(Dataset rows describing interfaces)

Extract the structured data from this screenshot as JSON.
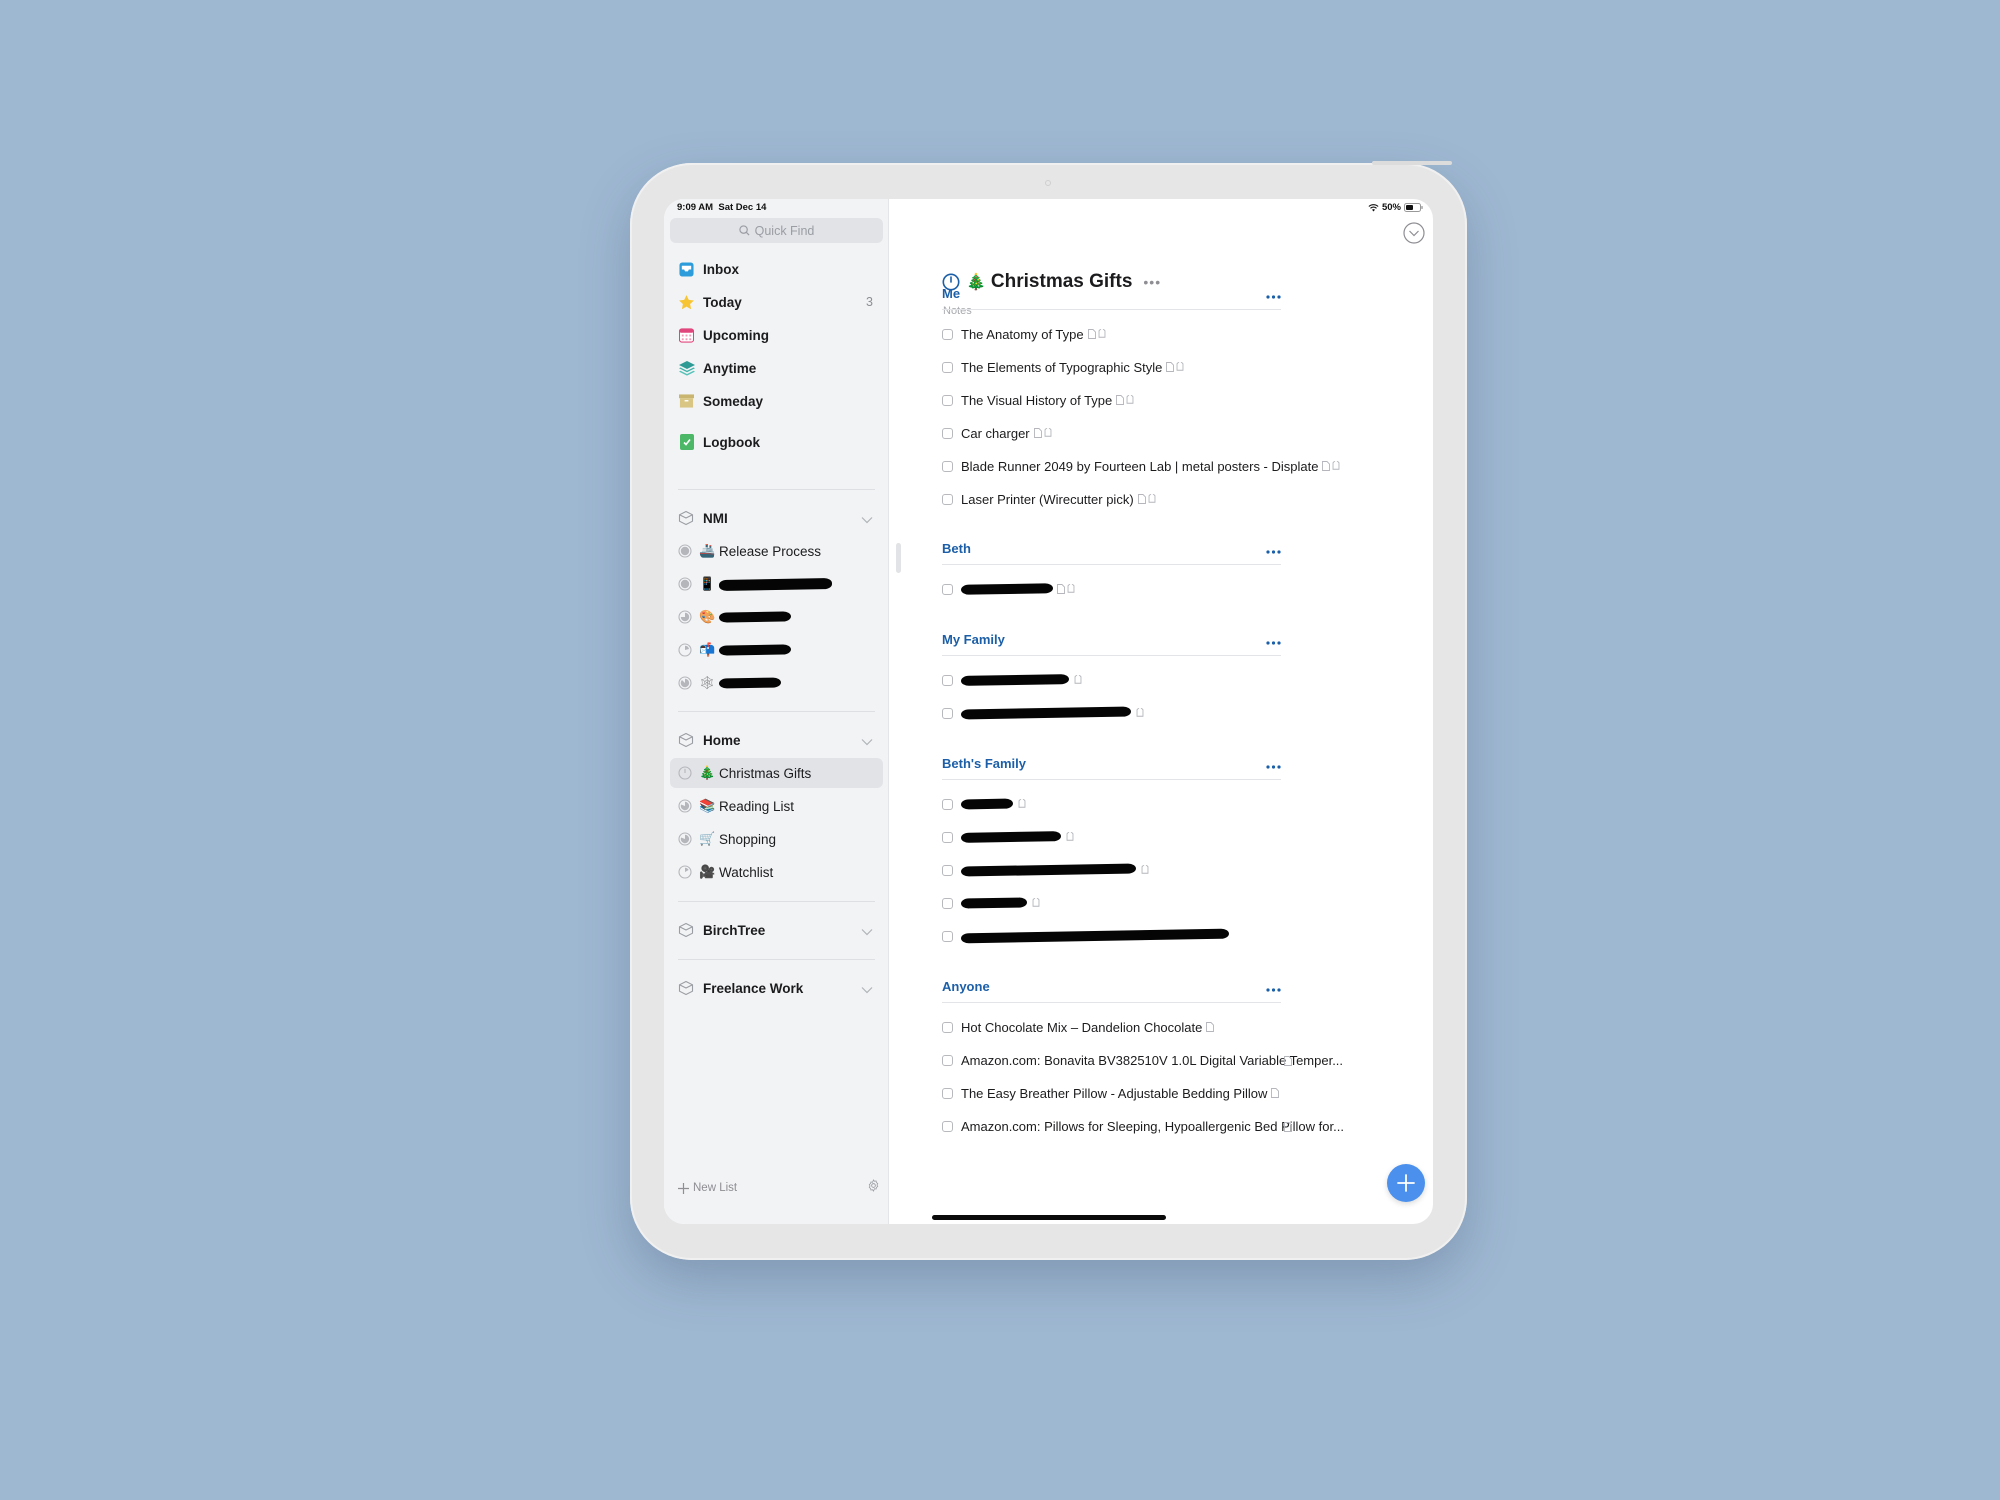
{
  "status_bar": {
    "time": "9:09 AM",
    "date": "Sat Dec 14",
    "battery": "50%"
  },
  "sidebar": {
    "search_placeholder": "Quick Find",
    "nav": [
      {
        "label": "Inbox",
        "icon": "inbox-icon"
      },
      {
        "label": "Today",
        "icon": "star-icon",
        "count": "3"
      },
      {
        "label": "Upcoming",
        "icon": "calendar-icon"
      },
      {
        "label": "Anytime",
        "icon": "layers-icon"
      },
      {
        "label": "Someday",
        "icon": "archive-box-icon"
      },
      {
        "label": "Logbook",
        "icon": "logbook-icon"
      }
    ],
    "areas": [
      {
        "label": "NMI",
        "projects": [
          {
            "emoji": "🚢",
            "label": "Release Process",
            "redacted": false
          },
          {
            "emoji": "📱",
            "label": "",
            "redacted": true
          },
          {
            "emoji": "🎨",
            "label": "",
            "redacted": true
          },
          {
            "emoji": "📬",
            "label": "",
            "redacted": true
          },
          {
            "emoji": "🕸",
            "label": "",
            "redacted": true
          }
        ]
      },
      {
        "label": "Home",
        "projects": [
          {
            "emoji": "🎄",
            "label": "Christmas Gifts",
            "selected": true
          },
          {
            "emoji": "📚",
            "label": "Reading List"
          },
          {
            "emoji": "🛒",
            "label": "Shopping"
          },
          {
            "emoji": "🎥",
            "label": "Watchlist"
          }
        ]
      },
      {
        "label": "BirchTree",
        "projects": []
      },
      {
        "label": "Freelance Work",
        "projects": []
      }
    ],
    "new_list_label": "New List"
  },
  "main": {
    "title_emoji": "🎄",
    "title": "Christmas Gifts",
    "more_label": "•••",
    "notes_placeholder": "Notes",
    "sections": [
      {
        "heading": "Me",
        "items": [
          {
            "title": "The Anatomy of Type",
            "note": true,
            "tag": true
          },
          {
            "title": "The Elements of Typographic Style",
            "note": true,
            "tag": true
          },
          {
            "title": "The Visual History of Type",
            "note": true,
            "tag": true
          },
          {
            "title": "Car charger",
            "note": true,
            "tag": true
          },
          {
            "title": "Blade Runner 2049 by Fourteen Lab | metal posters - Displate",
            "note": true,
            "tag": true
          },
          {
            "title": "Laser Printer (Wirecutter pick)",
            "note": true,
            "tag": true
          }
        ]
      },
      {
        "heading": "Beth",
        "items": [
          {
            "title": "",
            "redacted": true,
            "note": true,
            "tag": true
          }
        ]
      },
      {
        "heading": "My Family",
        "items": [
          {
            "title": "",
            "redacted": true,
            "tag": true
          },
          {
            "title": "",
            "redacted": true,
            "tag": true
          }
        ]
      },
      {
        "heading": "Beth's Family",
        "items": [
          {
            "title": "",
            "redacted": true,
            "tag": true
          },
          {
            "title": "",
            "redacted": true,
            "tag": true
          },
          {
            "title": "",
            "redacted": true,
            "tag": true
          },
          {
            "title": "",
            "redacted": true,
            "tag": true
          },
          {
            "title": "",
            "redacted": true
          }
        ]
      },
      {
        "heading": "Anyone",
        "items": [
          {
            "title": "Hot Chocolate Mix – Dandelion Chocolate",
            "note": true
          },
          {
            "title": "Amazon.com: Bonavita BV382510V 1.0L Digital Variable Temper...",
            "note": true
          },
          {
            "title": "The Easy Breather Pillow - Adjustable Bedding Pillow",
            "note": true
          },
          {
            "title": "Amazon.com: Pillows for Sleeping, Hypoallergenic Bed Pillow for...",
            "note": true
          }
        ]
      }
    ]
  },
  "colors": {
    "accent": "#1c5fa8",
    "fab": "#4a90ec",
    "background": "#9fb8d2",
    "sidebar": "#f2f3f5"
  }
}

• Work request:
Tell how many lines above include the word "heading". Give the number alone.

• Your solution:
5